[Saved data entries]
=== Begin Enclosure ===
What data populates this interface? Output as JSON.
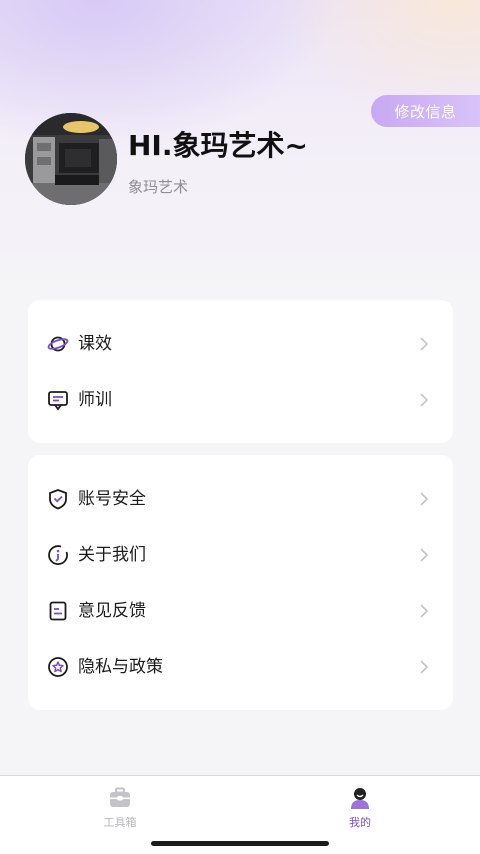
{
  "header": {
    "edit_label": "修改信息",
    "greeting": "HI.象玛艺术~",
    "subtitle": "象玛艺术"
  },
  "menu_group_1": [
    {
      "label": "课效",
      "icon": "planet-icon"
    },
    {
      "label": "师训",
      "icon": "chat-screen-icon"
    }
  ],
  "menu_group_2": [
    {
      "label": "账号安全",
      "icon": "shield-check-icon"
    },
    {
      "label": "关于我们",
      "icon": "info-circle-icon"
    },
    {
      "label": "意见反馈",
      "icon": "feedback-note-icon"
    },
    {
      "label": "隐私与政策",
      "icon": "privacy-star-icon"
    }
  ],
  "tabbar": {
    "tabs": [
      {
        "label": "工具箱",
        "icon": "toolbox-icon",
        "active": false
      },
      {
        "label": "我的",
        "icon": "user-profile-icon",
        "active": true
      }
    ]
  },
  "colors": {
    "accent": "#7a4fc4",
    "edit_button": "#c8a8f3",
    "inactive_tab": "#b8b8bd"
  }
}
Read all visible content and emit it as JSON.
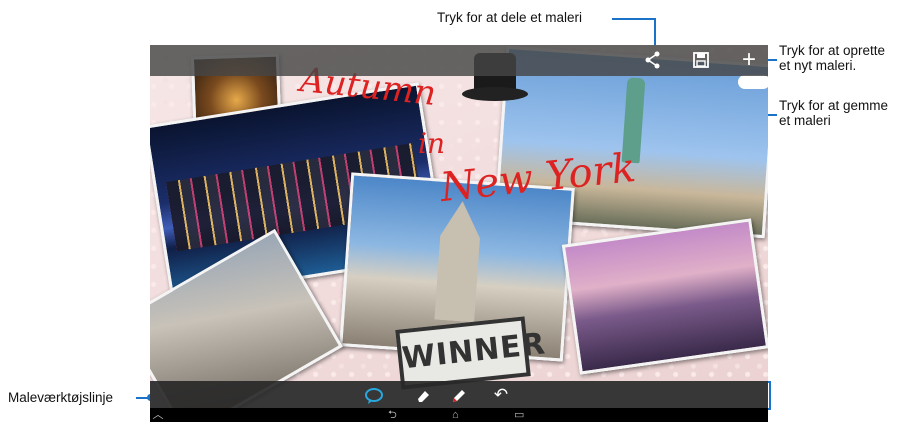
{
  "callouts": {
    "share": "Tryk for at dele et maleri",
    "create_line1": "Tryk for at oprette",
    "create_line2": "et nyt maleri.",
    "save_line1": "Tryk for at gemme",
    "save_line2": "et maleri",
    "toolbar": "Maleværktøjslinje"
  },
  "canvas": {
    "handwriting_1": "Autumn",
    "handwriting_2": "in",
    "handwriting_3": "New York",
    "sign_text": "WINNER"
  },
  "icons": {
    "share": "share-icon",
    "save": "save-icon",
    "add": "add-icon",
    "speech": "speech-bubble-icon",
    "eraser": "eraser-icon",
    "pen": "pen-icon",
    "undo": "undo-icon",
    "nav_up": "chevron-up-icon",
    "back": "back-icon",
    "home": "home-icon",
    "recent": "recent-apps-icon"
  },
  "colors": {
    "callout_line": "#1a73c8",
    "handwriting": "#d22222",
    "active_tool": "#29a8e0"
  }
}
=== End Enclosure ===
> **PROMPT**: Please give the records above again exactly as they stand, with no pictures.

> **ANSWER BOX**:
What data populates this interface? Output as JSON.
{
  "header": {
    "edit_label": "修改信息",
    "greeting": "HI.象玛艺术~",
    "subtitle": "象玛艺术"
  },
  "menu_group_1": [
    {
      "label": "课效",
      "icon": "planet-icon"
    },
    {
      "label": "师训",
      "icon": "chat-screen-icon"
    }
  ],
  "menu_group_2": [
    {
      "label": "账号安全",
      "icon": "shield-check-icon"
    },
    {
      "label": "关于我们",
      "icon": "info-circle-icon"
    },
    {
      "label": "意见反馈",
      "icon": "feedback-note-icon"
    },
    {
      "label": "隐私与政策",
      "icon": "privacy-star-icon"
    }
  ],
  "tabbar": {
    "tabs": [
      {
        "label": "工具箱",
        "icon": "toolbox-icon",
        "active": false
      },
      {
        "label": "我的",
        "icon": "user-profile-icon",
        "active": true
      }
    ]
  },
  "colors": {
    "accent": "#7a4fc4",
    "edit_button": "#c8a8f3",
    "inactive_tab": "#b8b8bd"
  }
}
Read all visible content and emit it as JSON.
{
  "callouts": {
    "share": "Tryk for at dele et maleri",
    "create_line1": "Tryk for at oprette",
    "create_line2": "et nyt maleri.",
    "save_line1": "Tryk for at gemme",
    "save_line2": "et maleri",
    "toolbar": "Maleværktøjslinje"
  },
  "canvas": {
    "handwriting_1": "Autumn",
    "handwriting_2": "in",
    "handwriting_3": "New York",
    "sign_text": "WINNER"
  },
  "icons": {
    "share": "share-icon",
    "save": "save-icon",
    "add": "add-icon",
    "speech": "speech-bubble-icon",
    "eraser": "eraser-icon",
    "pen": "pen-icon",
    "undo": "undo-icon",
    "nav_up": "chevron-up-icon",
    "back": "back-icon",
    "home": "home-icon",
    "recent": "recent-apps-icon"
  },
  "colors": {
    "callout_line": "#1a73c8",
    "handwriting": "#d22222",
    "active_tool": "#29a8e0"
  }
}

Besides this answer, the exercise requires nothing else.